_Instructions to follow_
Write out all the data again, exactly.

Interface dataset entries
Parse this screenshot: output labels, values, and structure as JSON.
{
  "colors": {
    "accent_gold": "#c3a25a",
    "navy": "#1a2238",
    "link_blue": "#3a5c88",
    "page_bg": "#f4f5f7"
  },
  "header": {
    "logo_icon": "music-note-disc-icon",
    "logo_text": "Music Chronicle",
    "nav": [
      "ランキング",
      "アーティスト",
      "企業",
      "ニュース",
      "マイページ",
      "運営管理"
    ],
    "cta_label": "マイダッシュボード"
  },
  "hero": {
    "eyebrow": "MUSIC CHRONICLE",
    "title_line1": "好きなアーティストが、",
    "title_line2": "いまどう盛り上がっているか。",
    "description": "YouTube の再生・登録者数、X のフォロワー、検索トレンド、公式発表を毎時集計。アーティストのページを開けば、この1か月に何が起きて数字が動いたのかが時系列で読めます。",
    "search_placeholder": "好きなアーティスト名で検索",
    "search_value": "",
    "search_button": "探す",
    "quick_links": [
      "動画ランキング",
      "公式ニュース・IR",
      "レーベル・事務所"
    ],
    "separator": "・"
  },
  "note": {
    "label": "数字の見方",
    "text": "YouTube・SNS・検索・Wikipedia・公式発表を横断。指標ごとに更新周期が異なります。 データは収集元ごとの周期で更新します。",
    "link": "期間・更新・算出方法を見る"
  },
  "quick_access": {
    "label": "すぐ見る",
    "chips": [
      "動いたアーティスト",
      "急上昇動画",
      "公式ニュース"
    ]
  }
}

_Exercise response_
Parse this screenshot: output labels, values, and structure as JSON.
{
  "colors": {
    "accent_gold": "#c3a25a",
    "navy": "#1a2238",
    "link_blue": "#3a5c88",
    "page_bg": "#f4f5f7"
  },
  "header": {
    "logo_icon": "music-note-disc-icon",
    "logo_text": "Music Chronicle",
    "nav": [
      "ランキング",
      "アーティスト",
      "企業",
      "ニュース",
      "マイページ",
      "運営管理"
    ],
    "cta_label": "マイダッシュボード"
  },
  "hero": {
    "eyebrow": "MUSIC CHRONICLE",
    "title_line1": "好きなアーティストが、",
    "title_line2": "いまどう盛り上がっているか。",
    "description": "YouTube の再生・登録者数、X のフォロワー、検索トレンド、公式発表を毎時集計。アーティストのページを開けば、この1か月に何が起きて数字が動いたのかが時系列で読めます。",
    "search_placeholder": "好きなアーティスト名で検索",
    "search_value": "",
    "search_button": "探す",
    "quick_links": [
      "動画ランキング",
      "公式ニュース・IR",
      "レーベル・事務所"
    ],
    "separator": "・"
  },
  "note": {
    "label": "数字の見方",
    "text": "YouTube・SNS・検索・Wikipedia・公式発表を横断。指標ごとに更新周期が異なります。 データは収集元ごとの周期で更新します。",
    "link": "期間・更新・算出方法を見る"
  },
  "quick_access": {
    "label": "すぐ見る",
    "chips": [
      "動いたアーティスト",
      "急上昇動画",
      "公式ニュース"
    ]
  }
}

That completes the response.